President George W. Bush’s remarks at his joint press conference with Vladimir Putin closing their recent Camp David summit meeting largely gave the latter what he wanted on Chechnya. The U.S. president’s words were interpreted by mainstream news media, such as the Associated Press, as endorsing the Kremlin’s crackdown.
“Russia and the United States are allies in the war on terror,” Bush said. “Both of our nations have suffered at the hands of terrorists, and both of our governments are taking actions to stop them. No cause justifies terror. Terrorists must be opposed wherever they spread chaos and destruction, including Chechnya.”
Bush went on to use the phrases “human rights” and “free and fair elections,” but only in such a way as to avoid directly challenging the Putin administration’s claim to be pursuing those goals already. Indeed, Putin himself could have used Bush’s formulation without having to change one word: “A lasting solution to that conflict will require an end to terror, respect for human rights and a political settlement that leads to free and fair elections.”
An anonymous “senior administration official” interviewed by Ken Fireman of Newsday denied that interpretation, insisting that Putin would understand Bush’s words as an implied rebuke. “We wanted to raise Chechnya but we wanted to do it in a polite way,” said the official. “The president said terrorism is not justified, there are terrorists in Chechnya, and that is all true. But the conflict in Chechnya cannot be reduced to a fight against terrorists … Putin understood what he was hearing.”

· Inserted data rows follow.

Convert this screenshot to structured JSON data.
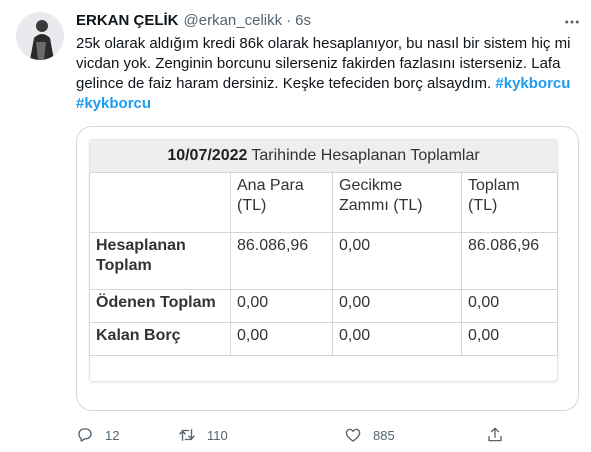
{
  "tweet": {
    "author_name": "ERKAN ÇELİK",
    "handle": "@erkan_celikk",
    "separator": "·",
    "time": "6s",
    "text_main": "25k olarak aldığım kredi 86k olarak hesaplanıyor, bu nasıl bir sistem hiç mi vicdan yok. Zenginin borcunu silerseniz fakirden fazlasını isterseniz. Lafa gelince de faiz haram dersiniz. Keşke tefeciden borç alsaydım.",
    "hashtags": [
      "#kykborcu",
      "#kykborcu"
    ]
  },
  "table_image": {
    "title_date": "10/07/2022",
    "title_rest": "Tarihinde Hesaplanan Toplamlar",
    "headers": [
      "",
      "Ana Para (TL)",
      "Gecikme Zammı (TL)",
      "Toplam (TL)"
    ],
    "rows": [
      {
        "label": "Hesaplanan Toplam",
        "ana_para": "86.086,96",
        "gecikme": "0,00",
        "toplam": "86.086,96"
      },
      {
        "label": "Ödenen Toplam",
        "ana_para": "0,00",
        "gecikme": "0,00",
        "toplam": "0,00"
      },
      {
        "label": "Kalan Borç",
        "ana_para": "0,00",
        "gecikme": "0,00",
        "toplam": "0,00"
      }
    ]
  },
  "actions": {
    "reply_count": "12",
    "retweet_count": "110",
    "like_count": "885"
  },
  "icons": {
    "more": "more-dots-icon",
    "reply": "reply-icon",
    "retweet": "retweet-icon",
    "like": "heart-icon",
    "share": "share-icon"
  },
  "colors": {
    "hashtag": "#1d9bf0",
    "muted": "#536471",
    "card_border": "#cfd9de"
  }
}
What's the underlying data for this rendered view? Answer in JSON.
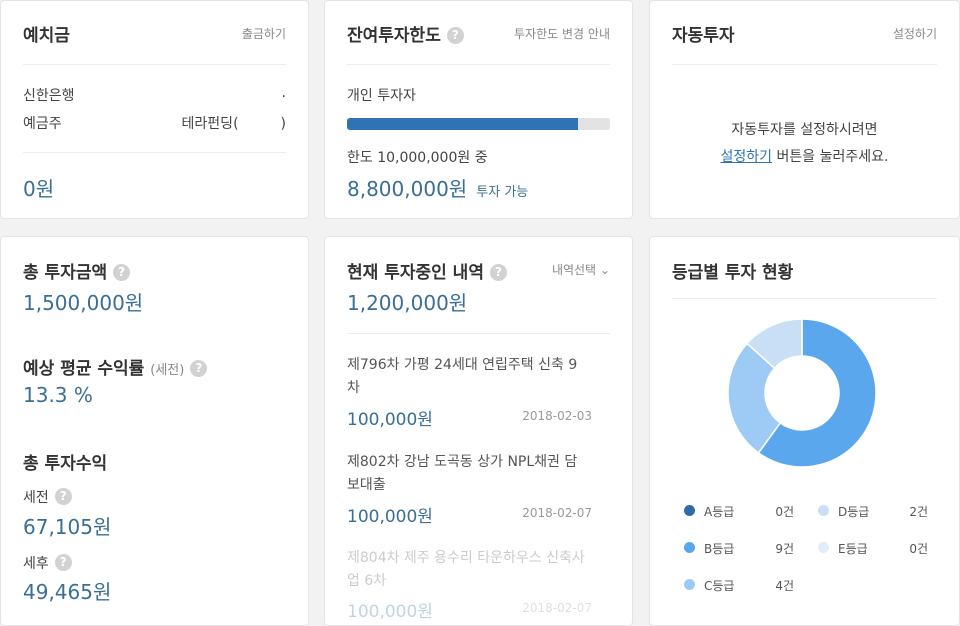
{
  "deposit": {
    "title": "예치금",
    "link": "출금하기",
    "bank_label": "신한은행",
    "bank_value": ".",
    "holder_label": "예금주",
    "holder_value": "테라펀딩(",
    "holder_value_end": ")",
    "amount": "0원"
  },
  "limit": {
    "title": "잔여투자한도",
    "link": "투자한도 변경 안내",
    "investor_type": "개인 투자자",
    "progress": 0.88,
    "limit_text": "한도 10,000,000원 중",
    "available_amount": "8,800,000원",
    "available_label": "투자 가능"
  },
  "auto": {
    "title": "자동투자",
    "link": "설정하기",
    "line1": "자동투자를 설정하시려면",
    "link_inline": "설정하기",
    "line2_rest": " 버튼을 눌러주세요."
  },
  "summary": {
    "total_label": "총 투자금액",
    "total_value": "1,500,000원",
    "rate_label": "예상 평균 수익률",
    "rate_suffix": "(세전)",
    "rate_value": "13.3 %",
    "profit_label": "총 투자수익",
    "pretax_label": "세전",
    "pretax_value": "67,105원",
    "aftertax_label": "세후",
    "aftertax_value": "49,465원"
  },
  "current": {
    "title": "현재 투자중인 내역",
    "select": "내역선택",
    "total": "1,200,000원",
    "items": [
      {
        "title": "제796차 가평 24세대 연립주택 신축 9차",
        "amount": "100,000원",
        "date": "2018-02-03"
      },
      {
        "title": "제802차 강남 도곡동 상가 NPL채권 담보대출",
        "amount": "100,000원",
        "date": "2018-02-07"
      },
      {
        "title": "제804차 제주 용수리 타운하우스 신축사업 6차",
        "amount": "100,000원",
        "date": "2018-02-07"
      }
    ]
  },
  "grade": {
    "title": "등급별 투자 현황",
    "legend": [
      {
        "name": "A등급",
        "count": "0건",
        "color": "#2f6aa8"
      },
      {
        "name": "D등급",
        "count": "2건",
        "color": "#c8dff5"
      },
      {
        "name": "B등급",
        "count": "9건",
        "color": "#5aa7ed"
      },
      {
        "name": "E등급",
        "count": "0건",
        "color": "#e1edf9"
      },
      {
        "name": "C등급",
        "count": "4건",
        "color": "#9ecbf5"
      }
    ],
    "chart_data": {
      "type": "pie",
      "categories": [
        "A등급",
        "B등급",
        "C등급",
        "D등급",
        "E등급"
      ],
      "values": [
        0,
        9,
        4,
        2,
        0
      ]
    }
  }
}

But this official evidently failed to convince Fireman, who wrote on September 28 that Putin left America “with something of great political value to him: a statement from Bush largely endorsing the Russian view that Moscow’s bloody, brutal and seemingly intractable military campaign in Chechnya was a legitimate front in the war against terrorism.”